### Exercise prompt
Every line with the string "legend" should be copied from the data.

### Data
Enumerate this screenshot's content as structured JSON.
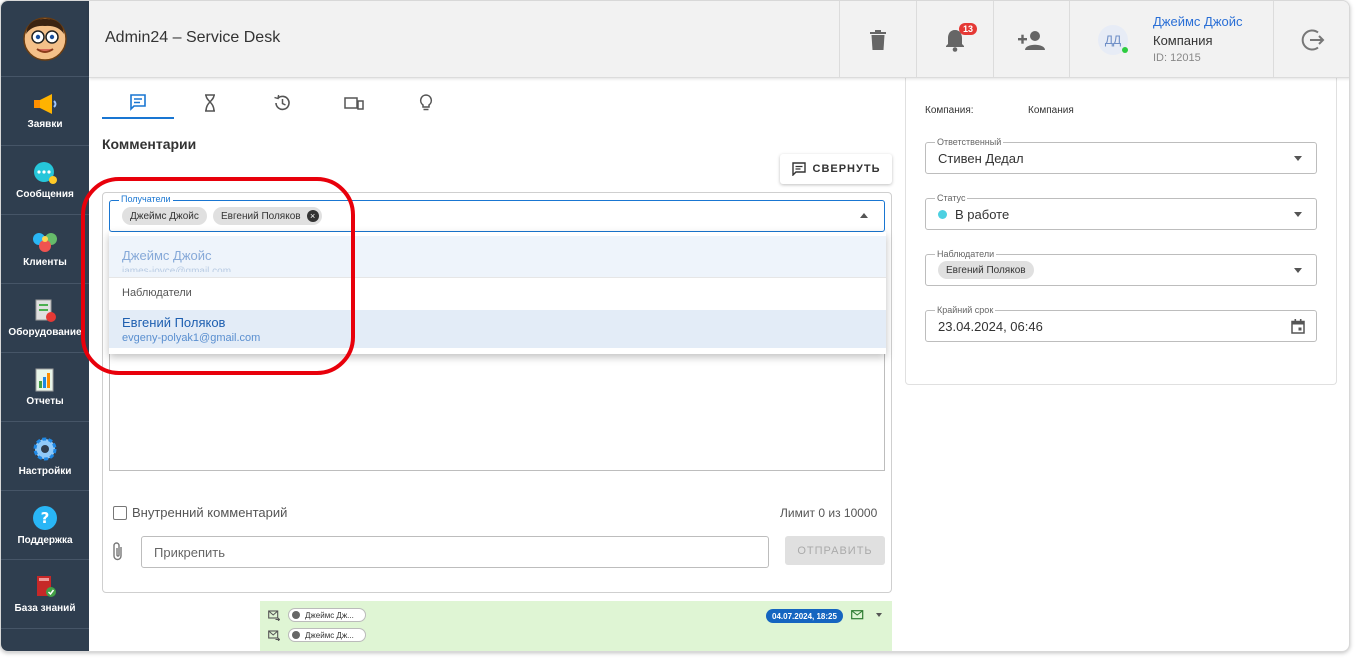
{
  "app": {
    "title": "Admin24 – Service Desk"
  },
  "sidebar": {
    "items": [
      {
        "label": "Заявки",
        "icon": "megaphone-icon"
      },
      {
        "label": "Сообщения",
        "icon": "chat-bubble-icon"
      },
      {
        "label": "Клиенты",
        "icon": "users-icon"
      },
      {
        "label": "Оборудование",
        "icon": "equipment-icon"
      },
      {
        "label": "Отчеты",
        "icon": "report-icon"
      },
      {
        "label": "Настройки",
        "icon": "gear-icon"
      },
      {
        "label": "Поддержка",
        "icon": "help-icon"
      },
      {
        "label": "База знаний",
        "icon": "knowledge-base-icon"
      }
    ]
  },
  "header": {
    "notifications_count": "13",
    "user": {
      "initials": "ДД",
      "name": "Джеймс Джойс",
      "company": "Компания",
      "id": "ID: 12015"
    }
  },
  "tabs": [
    {
      "icon": "comment-icon"
    },
    {
      "icon": "hourglass-icon"
    },
    {
      "icon": "history-icon"
    },
    {
      "icon": "devices-icon"
    },
    {
      "icon": "lightbulb-icon"
    }
  ],
  "comments": {
    "title": "Комментарии",
    "collapse_label": "СВЕРНУТЬ",
    "recipients": {
      "legend": "Получатели",
      "chips": [
        "Джеймс Джойс",
        "Евгений Поляков"
      ]
    },
    "dropdown": {
      "option1": {
        "name": "Джеймс Джойс",
        "email": "james-joyce@gmail.com"
      },
      "group_label": "Наблюдатели",
      "option2": {
        "name": "Евгений Поляков",
        "email": "evgeny-polyak1@gmail.com"
      }
    },
    "internal_label": "Внутренний комментарий",
    "limit": "Лимит 0 из 10000",
    "attach_placeholder": "Прикрепить",
    "send_label": "ОТПРАВИТЬ",
    "message": {
      "chip1": "Джеймс Дж...",
      "chip2": "Джеймс Дж...",
      "date": "04.07.2024, 18:25"
    }
  },
  "details": {
    "company_label": "Компания:",
    "company_value": "Компания",
    "assignee": {
      "legend": "Ответственный",
      "value": "Стивен Дедал"
    },
    "status": {
      "legend": "Статус",
      "value": "В работе",
      "color": "#4dd0e1"
    },
    "watchers": {
      "legend": "Наблюдатели",
      "chip": "Евгений Поляков"
    },
    "deadline": {
      "legend": "Крайний срок",
      "value": "23.04.2024, 06:46"
    }
  },
  "colors": {
    "sidebar": "#2f3e4f",
    "accent": "#1976d2",
    "highlight_ring": "#e8000b",
    "notification": "#e53935"
  }
}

### Written reply
      "legend": "Получатели",
      "legend": "Ответственный",
      "legend": "Статус",
      "legend": "Наблюдатели",
      "legend": "Крайний срок",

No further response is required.